What is needed, then, is some form of more organised, longer-term contract market. There are, however, plenty of objections to this concept, notably that many parties rather like the current opaque system (the smart ones may well benefit from it), that nothing like this exists for other metals and commodities, that (even if standard contracts can be devised) either party could rat on the deal if it looks like not favouring them and finally that many buyers and sellers will not want to tie up so much of their future purchase or output at fixed prices so far in advance, effectively missing out on any shorter term advantages available in the spot market nearer delivery time. This may seem a formidable list, but the concept of trading reasonably sized quantities (maybe 25 tonnes, or an eighth of a standard annual reactor reload) for delivery at maybe 6-month intervals in each year from 2010-2020 ought to be investigated. An active market in such contracts is not an impossible dream – those who originally buy and sell don’t have to hang onto the contracts over their operable life, and as the delivery date comes closer, this term market can effectively become the spot market. So smart buyers and sellers could still take advantage of good foresight about how supply and demand will turn out nearer delivery date.

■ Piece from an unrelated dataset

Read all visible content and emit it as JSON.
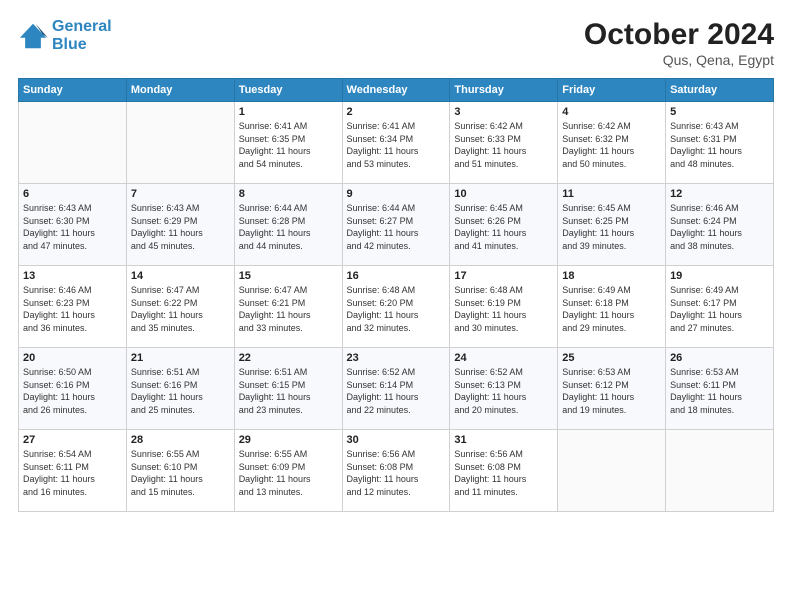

The problem is really one of inertia – too many market participants are happy enough with the current imperfect arrangements (they will admit) and they do not to want to rock the boat too much. Buyers may end up paying too much or too little for the uranium they need, but they are confident they will get adequate supply and their reactors will still run (although they will still fight tooth and nail to minimise costs). The uranium producers are, however, fundamentally in a weaker position as the price outcome can kill them – this is the worry for the longer-term future of nuclear. The contractual arrangements are largely at the buyers’ insistence and one would hope that the sellers would use a time such as now, when they still have a degree of market power, to encourage their customers to look at new ways of trading. But certainly not towards the reform of the spot market, which seems to excite a lot of people without much good reason behind it.

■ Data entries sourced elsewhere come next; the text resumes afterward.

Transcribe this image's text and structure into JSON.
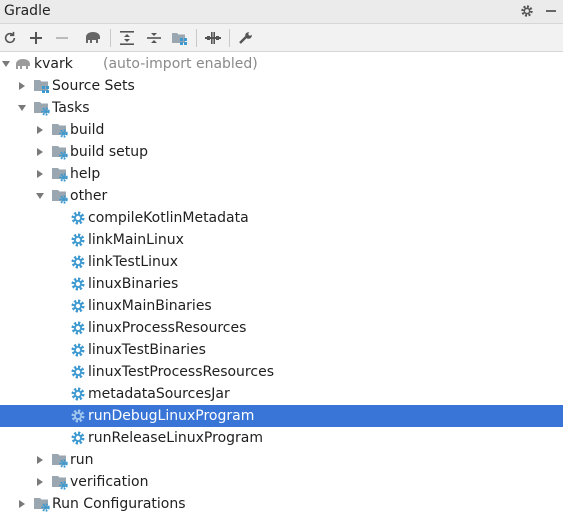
{
  "panel": {
    "title": "Gradle"
  },
  "colors": {
    "selection": "#3875d7",
    "gear": "#3d9ad1",
    "folder": "#9aa7b0"
  },
  "toolbar": {
    "icons": [
      "refresh-icon",
      "add-icon",
      "remove-icon",
      "elephant-icon",
      "expand-all-icon",
      "collapse-all-icon",
      "group-modules-icon",
      "toggle-offline-icon",
      "settings-wrench-icon"
    ]
  },
  "tree": {
    "root": {
      "label": "kvark",
      "suffix": "(auto-import enabled)"
    },
    "source_sets": "Source Sets",
    "tasks": "Tasks",
    "build": "build",
    "build_setup": "build setup",
    "help": "help",
    "other": "other",
    "other_tasks": [
      "compileKotlinMetadata",
      "linkMainLinux",
      "linkTestLinux",
      "linuxBinaries",
      "linuxMainBinaries",
      "linuxProcessResources",
      "linuxTestBinaries",
      "linuxTestProcessResources",
      "metadataSourcesJar",
      "runDebugLinuxProgram",
      "runReleaseLinuxProgram"
    ],
    "selected_task": "runDebugLinuxProgram",
    "run": "run",
    "verification": "verification",
    "run_configurations": "Run Configurations"
  }
}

Steve Kidd is Director of Strategy & Research at the World Nuclear Association, where he has worked since 1995 (when it was the Uranium Institute). Any views expressed are not necessarily those of the World Nuclear Association and/or its membersRelated ArticlesFlowserve cements China venture with SUFA in JV China charges on